==== RECORDS TO PROCESS ====

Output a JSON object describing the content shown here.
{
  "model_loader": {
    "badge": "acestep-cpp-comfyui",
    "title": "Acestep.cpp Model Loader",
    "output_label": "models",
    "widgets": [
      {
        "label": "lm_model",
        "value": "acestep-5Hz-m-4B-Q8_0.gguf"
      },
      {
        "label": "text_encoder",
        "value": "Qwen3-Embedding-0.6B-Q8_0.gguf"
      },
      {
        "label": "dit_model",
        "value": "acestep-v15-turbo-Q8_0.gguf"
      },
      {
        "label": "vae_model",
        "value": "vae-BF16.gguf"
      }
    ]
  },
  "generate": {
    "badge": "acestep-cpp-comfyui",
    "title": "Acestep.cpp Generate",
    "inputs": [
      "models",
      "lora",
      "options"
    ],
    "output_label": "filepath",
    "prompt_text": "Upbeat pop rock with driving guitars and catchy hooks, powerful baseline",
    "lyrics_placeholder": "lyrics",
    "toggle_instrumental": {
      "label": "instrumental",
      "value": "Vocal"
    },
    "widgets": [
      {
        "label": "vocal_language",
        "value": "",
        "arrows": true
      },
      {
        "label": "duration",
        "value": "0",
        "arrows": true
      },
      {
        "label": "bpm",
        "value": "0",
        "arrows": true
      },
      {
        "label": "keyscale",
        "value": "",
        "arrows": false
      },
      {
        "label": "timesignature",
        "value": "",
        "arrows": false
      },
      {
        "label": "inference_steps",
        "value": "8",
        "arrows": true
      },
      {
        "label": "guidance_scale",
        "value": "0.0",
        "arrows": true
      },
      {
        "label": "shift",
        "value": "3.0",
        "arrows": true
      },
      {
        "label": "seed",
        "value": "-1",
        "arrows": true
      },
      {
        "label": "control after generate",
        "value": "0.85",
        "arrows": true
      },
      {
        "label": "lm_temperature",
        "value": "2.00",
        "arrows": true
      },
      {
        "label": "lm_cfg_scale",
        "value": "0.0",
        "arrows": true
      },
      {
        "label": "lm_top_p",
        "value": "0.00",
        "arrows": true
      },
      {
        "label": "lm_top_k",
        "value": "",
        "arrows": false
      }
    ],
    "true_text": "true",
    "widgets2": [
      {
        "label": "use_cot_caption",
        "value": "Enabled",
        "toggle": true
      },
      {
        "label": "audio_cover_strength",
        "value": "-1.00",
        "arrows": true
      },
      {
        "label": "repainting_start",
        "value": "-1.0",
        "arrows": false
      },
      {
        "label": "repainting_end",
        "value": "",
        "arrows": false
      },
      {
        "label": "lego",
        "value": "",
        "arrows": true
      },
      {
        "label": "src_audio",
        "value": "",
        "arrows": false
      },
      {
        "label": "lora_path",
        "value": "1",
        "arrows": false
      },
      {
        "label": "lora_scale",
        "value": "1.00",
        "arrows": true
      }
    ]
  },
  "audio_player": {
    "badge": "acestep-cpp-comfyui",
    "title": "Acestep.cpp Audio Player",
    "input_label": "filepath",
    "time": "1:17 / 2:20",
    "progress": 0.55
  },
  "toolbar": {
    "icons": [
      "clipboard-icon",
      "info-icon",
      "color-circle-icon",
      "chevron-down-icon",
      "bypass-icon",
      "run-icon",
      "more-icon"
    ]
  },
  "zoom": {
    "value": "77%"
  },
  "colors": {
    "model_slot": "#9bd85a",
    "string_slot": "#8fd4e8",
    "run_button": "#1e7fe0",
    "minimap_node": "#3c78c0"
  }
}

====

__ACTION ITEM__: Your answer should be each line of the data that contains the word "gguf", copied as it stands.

__ANSWER SPACE__:
        "value": "acestep-5Hz-m-4B-Q8_0.gguf"
        "value": "Qwen3-Embedding-0.6B-Q8_0.gguf"
        "value": "acestep-v15-turbo-Q8_0.gguf"
        "value": "vae-BF16.gguf"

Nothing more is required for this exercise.